Using the entries below, return word for word the lines from the one containing "What data populates" up to and including the last.

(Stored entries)

+ + + + + + +

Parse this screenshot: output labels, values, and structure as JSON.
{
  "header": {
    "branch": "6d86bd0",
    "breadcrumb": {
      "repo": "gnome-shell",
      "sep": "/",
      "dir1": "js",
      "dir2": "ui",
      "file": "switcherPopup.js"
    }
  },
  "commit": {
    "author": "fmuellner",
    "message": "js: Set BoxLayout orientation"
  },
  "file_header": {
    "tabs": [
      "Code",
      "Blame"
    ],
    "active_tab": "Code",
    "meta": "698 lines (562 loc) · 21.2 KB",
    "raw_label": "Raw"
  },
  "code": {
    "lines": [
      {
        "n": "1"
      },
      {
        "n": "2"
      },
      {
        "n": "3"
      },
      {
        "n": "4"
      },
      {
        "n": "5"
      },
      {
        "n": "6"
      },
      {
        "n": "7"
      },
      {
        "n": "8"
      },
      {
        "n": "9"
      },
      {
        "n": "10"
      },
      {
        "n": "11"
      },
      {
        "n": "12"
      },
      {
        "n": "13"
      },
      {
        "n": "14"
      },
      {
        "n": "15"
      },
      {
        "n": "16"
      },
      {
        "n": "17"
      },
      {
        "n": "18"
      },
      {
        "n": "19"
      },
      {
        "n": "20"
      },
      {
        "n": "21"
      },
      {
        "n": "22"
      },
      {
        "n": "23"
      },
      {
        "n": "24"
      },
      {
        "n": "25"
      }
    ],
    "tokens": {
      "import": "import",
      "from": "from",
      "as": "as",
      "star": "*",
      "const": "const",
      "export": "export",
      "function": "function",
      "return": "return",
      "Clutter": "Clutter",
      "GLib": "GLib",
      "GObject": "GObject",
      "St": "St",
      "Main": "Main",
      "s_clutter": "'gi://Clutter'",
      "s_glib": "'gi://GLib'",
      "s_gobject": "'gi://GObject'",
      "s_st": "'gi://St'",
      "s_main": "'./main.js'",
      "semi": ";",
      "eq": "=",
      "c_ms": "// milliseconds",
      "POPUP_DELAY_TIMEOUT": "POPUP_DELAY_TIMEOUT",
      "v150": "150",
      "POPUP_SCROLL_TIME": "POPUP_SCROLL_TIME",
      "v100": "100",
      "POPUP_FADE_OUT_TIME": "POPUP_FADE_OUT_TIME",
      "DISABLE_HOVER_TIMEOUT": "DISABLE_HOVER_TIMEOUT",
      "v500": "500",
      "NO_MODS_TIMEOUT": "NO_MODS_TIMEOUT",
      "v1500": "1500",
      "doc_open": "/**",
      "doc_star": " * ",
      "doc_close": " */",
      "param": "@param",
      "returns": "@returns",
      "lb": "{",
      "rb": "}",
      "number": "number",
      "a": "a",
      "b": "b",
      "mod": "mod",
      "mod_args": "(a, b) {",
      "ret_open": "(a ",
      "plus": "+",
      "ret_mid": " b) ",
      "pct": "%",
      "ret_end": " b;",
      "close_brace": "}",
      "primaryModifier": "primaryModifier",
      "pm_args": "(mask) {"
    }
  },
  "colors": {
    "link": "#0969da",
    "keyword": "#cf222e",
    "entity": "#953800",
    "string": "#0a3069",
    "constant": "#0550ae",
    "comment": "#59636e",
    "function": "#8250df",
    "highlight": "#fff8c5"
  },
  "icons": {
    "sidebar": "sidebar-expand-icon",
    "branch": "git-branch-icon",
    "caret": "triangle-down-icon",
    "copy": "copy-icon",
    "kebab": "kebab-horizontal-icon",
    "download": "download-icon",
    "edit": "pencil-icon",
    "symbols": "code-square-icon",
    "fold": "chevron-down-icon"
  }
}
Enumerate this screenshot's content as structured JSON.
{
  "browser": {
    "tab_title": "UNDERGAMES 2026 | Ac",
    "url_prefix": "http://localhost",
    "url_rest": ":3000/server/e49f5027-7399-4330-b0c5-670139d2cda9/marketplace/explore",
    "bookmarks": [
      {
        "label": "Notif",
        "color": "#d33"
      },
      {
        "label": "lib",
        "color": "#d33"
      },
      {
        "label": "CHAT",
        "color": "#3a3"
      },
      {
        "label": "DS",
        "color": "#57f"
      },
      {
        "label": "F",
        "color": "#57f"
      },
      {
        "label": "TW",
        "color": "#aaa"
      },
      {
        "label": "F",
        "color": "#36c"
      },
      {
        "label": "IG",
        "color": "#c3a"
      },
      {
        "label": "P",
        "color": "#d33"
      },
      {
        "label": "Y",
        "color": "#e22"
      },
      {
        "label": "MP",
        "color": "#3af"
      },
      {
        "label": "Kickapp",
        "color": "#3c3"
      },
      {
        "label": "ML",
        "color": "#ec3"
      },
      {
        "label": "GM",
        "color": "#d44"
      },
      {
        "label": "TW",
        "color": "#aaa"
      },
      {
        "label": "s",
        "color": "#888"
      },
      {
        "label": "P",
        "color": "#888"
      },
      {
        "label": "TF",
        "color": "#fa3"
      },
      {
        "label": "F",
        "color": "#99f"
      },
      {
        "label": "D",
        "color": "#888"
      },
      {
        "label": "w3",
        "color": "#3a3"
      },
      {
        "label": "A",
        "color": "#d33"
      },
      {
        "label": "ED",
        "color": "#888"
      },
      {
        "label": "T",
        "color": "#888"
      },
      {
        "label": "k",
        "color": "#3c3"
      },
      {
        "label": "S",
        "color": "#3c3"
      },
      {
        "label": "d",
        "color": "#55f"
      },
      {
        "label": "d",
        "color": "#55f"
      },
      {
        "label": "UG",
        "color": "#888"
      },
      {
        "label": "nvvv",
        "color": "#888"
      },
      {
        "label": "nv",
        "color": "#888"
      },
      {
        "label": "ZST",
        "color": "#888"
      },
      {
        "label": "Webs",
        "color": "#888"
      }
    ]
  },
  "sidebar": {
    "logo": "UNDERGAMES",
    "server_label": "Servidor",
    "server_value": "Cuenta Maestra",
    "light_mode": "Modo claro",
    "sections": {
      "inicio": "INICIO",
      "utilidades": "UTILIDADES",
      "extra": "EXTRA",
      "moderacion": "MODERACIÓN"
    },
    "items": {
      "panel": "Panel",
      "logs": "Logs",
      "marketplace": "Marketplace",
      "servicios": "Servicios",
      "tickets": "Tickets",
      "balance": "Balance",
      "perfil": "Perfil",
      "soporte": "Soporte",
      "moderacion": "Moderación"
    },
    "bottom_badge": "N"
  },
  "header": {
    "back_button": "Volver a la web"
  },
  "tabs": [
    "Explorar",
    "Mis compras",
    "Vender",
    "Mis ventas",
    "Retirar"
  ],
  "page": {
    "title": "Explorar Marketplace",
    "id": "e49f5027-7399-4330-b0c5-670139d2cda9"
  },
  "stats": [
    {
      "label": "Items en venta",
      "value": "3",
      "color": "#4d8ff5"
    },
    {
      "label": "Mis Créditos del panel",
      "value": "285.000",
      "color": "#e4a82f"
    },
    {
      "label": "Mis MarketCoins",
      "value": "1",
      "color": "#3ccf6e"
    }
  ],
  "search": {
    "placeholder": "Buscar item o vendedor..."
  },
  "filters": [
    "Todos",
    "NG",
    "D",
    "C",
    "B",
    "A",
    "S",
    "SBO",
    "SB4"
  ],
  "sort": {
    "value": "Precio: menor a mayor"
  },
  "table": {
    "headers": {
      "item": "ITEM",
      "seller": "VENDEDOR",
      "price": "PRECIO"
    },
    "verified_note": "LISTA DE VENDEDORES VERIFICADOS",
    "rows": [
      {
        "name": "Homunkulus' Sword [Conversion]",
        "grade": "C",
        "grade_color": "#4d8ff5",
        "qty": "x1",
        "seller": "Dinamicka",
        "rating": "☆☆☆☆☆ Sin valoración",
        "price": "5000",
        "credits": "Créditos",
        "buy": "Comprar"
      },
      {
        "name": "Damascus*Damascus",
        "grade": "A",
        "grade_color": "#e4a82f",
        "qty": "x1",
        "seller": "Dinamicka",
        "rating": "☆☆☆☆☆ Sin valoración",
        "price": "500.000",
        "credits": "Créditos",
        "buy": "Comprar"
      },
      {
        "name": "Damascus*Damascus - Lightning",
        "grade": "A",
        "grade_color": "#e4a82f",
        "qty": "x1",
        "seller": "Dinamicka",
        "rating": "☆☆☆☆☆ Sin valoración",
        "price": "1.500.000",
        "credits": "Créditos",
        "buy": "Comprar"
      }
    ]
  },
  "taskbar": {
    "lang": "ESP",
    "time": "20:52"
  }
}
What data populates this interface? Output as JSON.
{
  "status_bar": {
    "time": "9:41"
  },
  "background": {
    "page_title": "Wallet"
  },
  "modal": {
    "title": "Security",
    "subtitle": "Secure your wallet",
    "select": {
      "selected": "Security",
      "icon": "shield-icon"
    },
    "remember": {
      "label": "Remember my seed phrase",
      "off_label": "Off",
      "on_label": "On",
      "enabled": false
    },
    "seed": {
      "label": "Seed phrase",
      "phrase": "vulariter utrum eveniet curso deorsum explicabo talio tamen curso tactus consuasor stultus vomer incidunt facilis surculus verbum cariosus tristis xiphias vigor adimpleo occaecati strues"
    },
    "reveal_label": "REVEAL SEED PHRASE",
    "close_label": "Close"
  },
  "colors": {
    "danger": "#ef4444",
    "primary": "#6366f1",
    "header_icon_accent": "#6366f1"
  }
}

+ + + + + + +

ANSWER TO THE EXERCISE:
What data populates this interface? Output as JSON.
{
  "status_bar": {
    "time": "9:41"
  },
  "background": {
    "page_title": "Wallet"
  },
  "modal": {
    "title": "Security",
    "subtitle": "Secure your wallet",
    "select": {
      "selected": "Security",
      "icon": "shield-icon"
    },
    "remember": {
      "label": "Remember my seed phrase",
      "off_label": "Off",
      "on_label": "On",
      "enabled": false
    },
    "seed": {
      "label": "Seed phrase",
      "phrase": "vulariter utrum eveniet curso deorsum explicabo talio tamen curso tactus consuasor stultus vomer incidunt facilis surculus verbum cariosus tristis xiphias vigor adimpleo occaecati strues"
    },
    "reveal_label": "REVEAL SEED PHRASE",
    "close_label": "Close"
  },
  "colors": {
    "danger": "#ef4444",
    "primary": "#6366f1",
    "header_icon_accent": "#6366f1"
  }
}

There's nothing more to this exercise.